Words have meanings. If I ask your permission to shoot you with a pellet gun, wouldn’t you want to know whether “pellet” means a foam ball or a metal cylinder? If, when stating key beliefs–definitional propositions–we attach idiosyncratic definitions to common terminology, we confuse, mislead and possibly lead others to sin. This issue occupied the minds of great kabbalists of the last century.
God’s unity, His complete indivisibility, is challenged by kabbalistic terminology. I write this with awareness that the mystical metaphysics of Kabbalah are well beyond my training and expertise. Instead, I rely on (my best understanding of) R. Bezalel Naor’s recently published Kana’useih De-Pinchas, in which he presents and analyzes select letters from the archives of R. Pinchas Lintop, a little-known East European kabbalist of the early twentieth century. R. Lintop was a friend and colleague of R. Avraham Yitzchak Kook and R. Shlomo Elyashiv. These three kabbalists represent three trends in Kabbalah as well as communal orientations.
R. Elyashiv, whose famous grandson recently passed away at a ripe age, published guides to Kabbalistic thought, the first under the title Hakdamos U-She’arim, part of his series Le-Shem Shevo Ve-Achlamah (for which he was called “The Leshem”). One of R. Elyashiv’s particular stances outraged R. Lintop, who complained to both the author and R. Kook. While we do not have any response from either recipients, R. Naor is able to infer R. Kook’s response from other writings.
The debate revolves around an esoteric but crucial point. According to R. Elyashiv, the vessels (keilim) of emanation (atzilus) are not divinity but rather united with divinity via the lights (oros). In this, he follows R. Moshe Cordovero and the school of the Vilna Gaon. R. Lintop furiously argues that this contradicts the teachings of R. Moshe Chaim Luzzatto (Ramchal) and Chabad chassidus, according to which the vessels possess divinity.
R. Naor suggests that this debate hinges on another we have recently discussed here (link). Is God’s self-contraction (tzimtzum) literal or figurative? According to the Vilna Gaon, it is literal; God does not inhere in everything. According to Chabad teachings, tzimtzum is a metaphor and God is everywhere.
In other words, R. Elyashiv explains this kabbalistic concept according to the tradition of the Misnagdim. To them, tzimtzum is literal and the divinity of the keilim is not. Neither, for that matter, is the divinity of the sefiros literal. R. Lintop follows Ramchal and Chabad, for whom tzimtzum is not literal and the divinity of the keilim is.
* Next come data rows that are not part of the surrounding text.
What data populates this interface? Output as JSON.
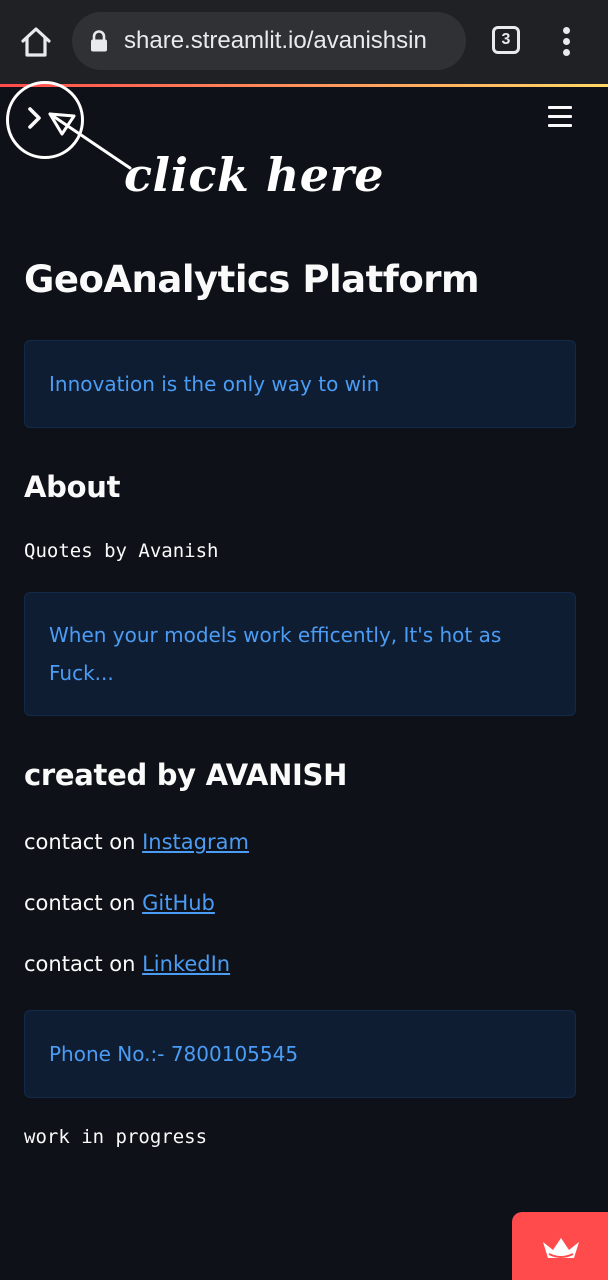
{
  "browser": {
    "url": "share.streamlit.io/avanishsin",
    "tab_count": "3",
    "icons": [
      "home-icon",
      "lock-icon",
      "tabs-icon",
      "more-vert-icon"
    ]
  },
  "app_header": {
    "sidebar_toggle_icon": "chevron-right-icon",
    "menu_icon": "hamburger-icon",
    "annotation_text": "click here"
  },
  "main": {
    "title": "GeoAnalytics Platform",
    "info_motto": "Innovation is the only way to win",
    "about_heading": "About",
    "quotes_by": "Quotes by Avanish",
    "quote": "When your models work efficently, It's hot as Fuck...",
    "created_heading": "created by AVANISH",
    "contacts": [
      {
        "prefix": "contact on ",
        "link": "Instagram"
      },
      {
        "prefix": "contact on ",
        "link": "GitHub"
      },
      {
        "prefix": "contact on ",
        "link": "LinkedIn"
      }
    ],
    "phone": "Phone No.:- 7800105545",
    "status": "work in progress"
  },
  "colors": {
    "background": "#0e1117",
    "info_bg": "#0f1d32",
    "info_text": "#4b9cf5",
    "link": "#4b9cf5",
    "badge": "#ff4b4b"
  }
}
While esoteric, the debate is fundamental. What do we mean when we say that God is one? If other entities contain divinity, is not the phrase “one with a oneness for which there is no comparison,” in Rambam’s formulation, distorted beyond recognition? This was presumably a factor in R. Elyashiv’s arguments. R. Lintop’s response can be seen in two steps. On the one hand, he was following what he considered canonical sources. He was not innovating beyond the limits but following received tradition, which, by definition, is within accepted boundaries.
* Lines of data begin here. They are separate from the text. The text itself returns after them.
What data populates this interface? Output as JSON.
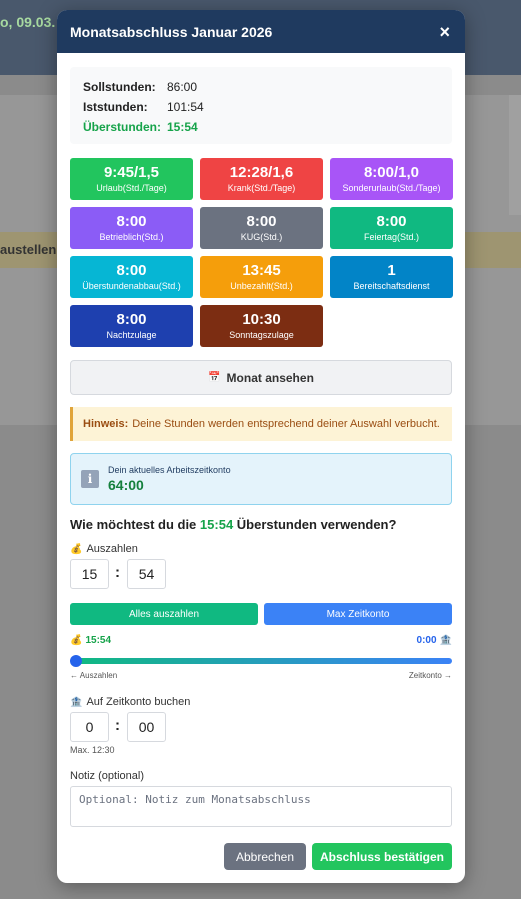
{
  "background": {
    "header_text": "o, 09.03.",
    "banner_text": "austellen"
  },
  "modal": {
    "title": "Monatsabschluss Januar 2026",
    "close_glyph": "×"
  },
  "summary": {
    "soll_label": "Sollstunden:",
    "soll_value": "86:00",
    "ist_label": "Iststunden:",
    "ist_value": "101:54",
    "over_label": "Überstunden:",
    "over_value": "15:54"
  },
  "tiles": [
    {
      "value": "9:45/1,5",
      "label": "Urlaub(Std./Tage)",
      "color": "#22c55e"
    },
    {
      "value": "12:28/1,6",
      "label": "Krank(Std./Tage)",
      "color": "#ef4444"
    },
    {
      "value": "8:00/1,0",
      "label": "Sonderurlaub(Std./Tage)",
      "color": "#a855f7"
    },
    {
      "value": "8:00",
      "label": "Betrieblich(Std.)",
      "color": "#8b5cf6"
    },
    {
      "value": "8:00",
      "label": "KUG(Std.)",
      "color": "#6b7280"
    },
    {
      "value": "8:00",
      "label": "Feiertag(Std.)",
      "color": "#10b981"
    },
    {
      "value": "8:00",
      "label": "Überstundenabbau(Std.)",
      "color": "#06b6d4"
    },
    {
      "value": "13:45",
      "label": "Unbezahlt(Std.)",
      "color": "#f59e0b"
    },
    {
      "value": "1",
      "label": "Bereitschaftsdienst",
      "color": "#0284c7"
    },
    {
      "value": "8:00",
      "label": "Nachtzulage",
      "color": "#1e40af"
    },
    {
      "value": "10:30",
      "label": "Sonntagszulage",
      "color": "#7c2d12"
    }
  ],
  "month_button": {
    "icon": "📅",
    "label": "Monat ansehen"
  },
  "hint": {
    "bold": "Hinweis:",
    "text": "Deine Stunden werden entsprechend deiner Auswahl verbucht."
  },
  "account": {
    "icon": "i",
    "label": "Dein aktuelles Arbeitszeitkonto",
    "value": "64:00"
  },
  "question": {
    "prefix": "Wie möchtest du die",
    "highlight": "15:54",
    "suffix": "Überstunden verwenden?"
  },
  "payout": {
    "icon": "💰",
    "label": "Auszahlen",
    "hours": "15",
    "minutes": "54",
    "separator": ":"
  },
  "buttons": {
    "all_payout": "Alles auszahlen",
    "max_account": "Max Zeitkonto",
    "cancel": "Abbrechen",
    "confirm": "Abschluss bestätigen"
  },
  "slider": {
    "left_icon": "💰",
    "left_value": "15:54",
    "right_value": "0:00",
    "right_icon": "🏦",
    "left_caption": "← Auszahlen",
    "right_caption": "Zeitkonto →",
    "position": 0
  },
  "account_booking": {
    "icon": "🏦",
    "label": "Auf Zeitkonto buchen",
    "hours": "0",
    "minutes": "00",
    "separator": ":",
    "max_note": "Max. 12:30"
  },
  "note": {
    "label": "Notiz (optional)",
    "placeholder": "Optional: Notiz zum Monatsabschluss",
    "value": ""
  }
}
III. Principles of Faith
The second step must be seen as profound intellectual honesty. R. Naor publishes another passage from R. Lintop’s writings in which he denies that Rambam’s formulation of fundamental principles is the final word. He argues at length, long preceding the current debates over fundamental beliefs, that many great rabbis have disagreed with the Rambam about the existence of principles. In other words, he may agree that his position may not fit within Rambam’s definition of God’s oneness; he does not attempt to creatively redefine it by distorting words. However, that does not concern him because he does not consider specific principles binding.
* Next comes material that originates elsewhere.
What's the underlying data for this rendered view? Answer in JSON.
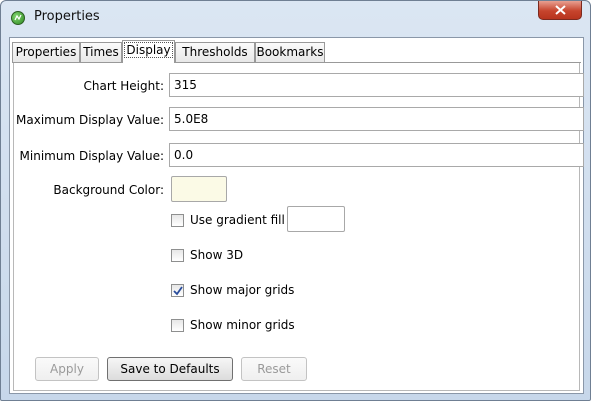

Others, of a less radical bent, may take a different second step. Rather than denying the existence of principles, they may argue that the consensus, the kabbalistic tradition, accepts a slightly different formulation of God’s unity that allows for divine vessels. Because they follow tradition, which they believe is ancient and inspired, Rambam was the one who innovated and not them.
We have no record of R. Kook’s response. We know he corresponded with R. Lintop on other matters and presumably received two letters from him on this subject. We also know that R. Kook saw this part of R. Elyashiv’s book in manuscript and actually convinced him to soften his language against those who understand tzimtzum non-literally. To R. Elyashiv, the non-literalists are akin to Pantheists, close to Polytheists. To R. Lintop, the literalists reject divinity, bordering on Atheism. These are strong charges, indeed.
R. Naor found other places in which R. Kook said that he wished to merge the Kabbalah of the Misnagdim and Chassidim. How he planned on reconciling these opposites is unclear. It is hard to believe that he would accept the inherently illogical argument that since debate exists about what God’s oneness means, anyone who claims to accept it, regardless of how implausible that assertion, is adhering to traditional Judaism. Unclarity is not permission for chaos. More reasonable is the claim that since both sides follow respected traditions, both are acceptable. We can be sure that he did not share the antagonism of either side. I suspect that R. Kook’s tradition of reconciliation currently dominates.